  4. Petersen L, Ardèvol A, Rovira C, and Reilly PJ. (2009) Mechanism of cellulose hydrolysis by inverting GH8 endoglucanases: a QM/MM metadynamics study. J Phys Chem B. 113, 7331-9. DOI:10.1021/jp811470d | PubMed ID:19402614 | HubMed [Petersen2009]
  5. Alzari PM, Souchon H, and Dominguez R. (1996) The crystal structure of endoglucanase CelA, a family 8 glycosyl hydrolase from Clostridium thermocellum. Structure. 4, 265-75. PubMed ID:8805535 | HubMed [Alzari1996]
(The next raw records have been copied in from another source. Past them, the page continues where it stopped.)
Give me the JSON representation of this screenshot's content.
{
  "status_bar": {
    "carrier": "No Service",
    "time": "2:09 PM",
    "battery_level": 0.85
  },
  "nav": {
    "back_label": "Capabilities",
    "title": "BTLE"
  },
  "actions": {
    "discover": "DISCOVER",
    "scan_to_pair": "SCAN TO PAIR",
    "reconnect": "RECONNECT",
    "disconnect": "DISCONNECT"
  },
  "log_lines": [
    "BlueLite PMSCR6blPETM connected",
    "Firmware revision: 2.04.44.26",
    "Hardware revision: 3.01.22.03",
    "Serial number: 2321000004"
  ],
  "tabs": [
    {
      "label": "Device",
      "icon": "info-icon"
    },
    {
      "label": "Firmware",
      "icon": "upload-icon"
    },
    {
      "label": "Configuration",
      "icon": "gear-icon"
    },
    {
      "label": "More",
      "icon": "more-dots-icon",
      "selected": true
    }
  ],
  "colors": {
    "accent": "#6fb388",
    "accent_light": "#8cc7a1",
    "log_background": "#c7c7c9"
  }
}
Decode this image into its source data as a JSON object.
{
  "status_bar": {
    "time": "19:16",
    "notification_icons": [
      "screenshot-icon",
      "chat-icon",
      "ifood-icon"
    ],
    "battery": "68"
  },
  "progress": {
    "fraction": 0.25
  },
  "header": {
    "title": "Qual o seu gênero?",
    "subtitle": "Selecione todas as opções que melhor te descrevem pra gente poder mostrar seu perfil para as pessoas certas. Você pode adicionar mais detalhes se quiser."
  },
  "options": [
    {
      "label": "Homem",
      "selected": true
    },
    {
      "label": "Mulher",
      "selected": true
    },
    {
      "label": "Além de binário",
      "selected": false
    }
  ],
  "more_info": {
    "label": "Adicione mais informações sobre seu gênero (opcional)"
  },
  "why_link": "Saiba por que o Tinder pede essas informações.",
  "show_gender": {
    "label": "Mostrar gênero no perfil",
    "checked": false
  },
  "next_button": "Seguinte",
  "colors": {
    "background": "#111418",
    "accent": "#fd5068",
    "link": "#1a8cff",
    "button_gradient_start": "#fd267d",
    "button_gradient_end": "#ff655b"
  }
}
  6. Adachi W, Sakihama Y, Shimizu S, Sunami T, Fukazawa T, Suzuki M, Yatsunami R, Nakamura S, and Takénaka A. (2004) Crystal structure of family GH-8 chitosanase with subclass II specificity from Bacillus sp. K17. J Mol Biol. 343, 785-95. DOI:10.1016/j.jmb.2004.08.028 | PubMed ID:15465062 | HubMed [Adachi2004]
  7. Guérin DM, Lascombe MB, Costabel M, Souchon H, Lamzin V, Béguin P, and Alzari PM. (2002) Atomic (0.94 A) resolution structure of an inverting glycosidase in complex with substrate. J Mol Biol. 316, 1061-9. DOI:10.1006/jmbi.2001.5404 | PubMed ID:11884144 | HubMed [Guerin2002]
  8. Honda Y and Kitaoka M. (2006) The first glycosynthase derived from an inverting glycoside hydrolase. J Biol Chem. 281, 1426-31. DOI:10.1074/jbc.M511202200 | PubMed ID:16301312 | HubMed [Honda2006]
  9. Béguin P, Cornet P, and Aubert JP. (1985) Sequence of a cellulase gene of the thermophilic bacterium Clostridium thermocellum. J Bacteriol. 162, 102-5. PubMed ID:3980433 | HubMed [Beguin1985]
All Medline abstracts: PubMed | HubMed